A key figure leading Nissan toward its goal of zero emissions and zero fatalities, says regardless of its future in electric and autonomous vehicles, the Japanese brand will always feature a flagship sports car, such as the Nissan GT-R.
Speaking exclusively to CarAdvice at the Nissan Crossing brand centre in Tokyo, Nissan global marketing and sales, zero emission vehicle, and battery business executive vice president Daniele Schillaci, said the seemingly polar concepts of cars for enthusiasts and cars that fit into the marque’s future technology strategy – dubbed ‘Intelligent Mobility’ – can very much go hand in hand.
“This is not incompatible. The GT-R, for example, the GT-R will always stay… and Nismo brand also, we are even further developing the Nismo brand.
“You can have your strategy for Nissan, with Intelligent Mobility, zero fatality, and so on, and after, you can have a sport department – like we have Nismo – that keep doing a sports car.
“It’s not because we are EV and so on that we should stop our sports car activities, absolutely not. It’s just a sports car. Like the GT-R Nismo that you have seen, where we have, of course, limited numbers of production every year for [the] passionate. And we’ll never forget our passionate customers for the future. Absolutely.”
Comprising three pillars of ‘Intelligent Power’, ‘Intelligent Driving’, and ‘Intelligent Integration’, Nissan’s Intelligent Mobility strategy is paramount to the brand achieving its zero emission, zero fatality target.
Under the strategy, kicked off earlier this year and progressed by the introduction of Nissan’s ‘ProPILOT’ autonomous drive technology into the latest Nissan Serena people mover, the car maker is aiming to launch multi-lane autonomous driving technology in 2018, ahead of the debut of urban-road and intersection autonomous driving technology in 2020.

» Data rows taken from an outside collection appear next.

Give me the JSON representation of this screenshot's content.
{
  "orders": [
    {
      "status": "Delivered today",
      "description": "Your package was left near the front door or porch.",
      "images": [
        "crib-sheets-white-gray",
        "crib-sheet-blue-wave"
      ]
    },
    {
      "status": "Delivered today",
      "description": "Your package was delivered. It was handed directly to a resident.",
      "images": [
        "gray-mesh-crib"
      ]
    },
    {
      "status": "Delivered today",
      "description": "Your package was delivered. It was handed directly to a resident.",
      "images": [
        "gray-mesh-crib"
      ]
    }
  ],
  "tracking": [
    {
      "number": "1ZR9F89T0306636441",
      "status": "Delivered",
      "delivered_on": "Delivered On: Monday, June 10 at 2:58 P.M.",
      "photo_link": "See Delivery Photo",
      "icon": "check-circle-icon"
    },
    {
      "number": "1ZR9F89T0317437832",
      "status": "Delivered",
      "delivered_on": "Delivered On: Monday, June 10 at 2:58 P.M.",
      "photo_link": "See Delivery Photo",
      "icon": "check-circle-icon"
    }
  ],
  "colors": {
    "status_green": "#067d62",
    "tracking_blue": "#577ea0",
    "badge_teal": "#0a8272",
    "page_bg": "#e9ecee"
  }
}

Nissan says ProPILOT will slowly be introduced into additional vehicles, the next being the Qashqai in Europe come 2017. Markets such as China and the US will then follow. Any timeframe of when Australians can expect to sample the technology on local roads is yet to be announced, however.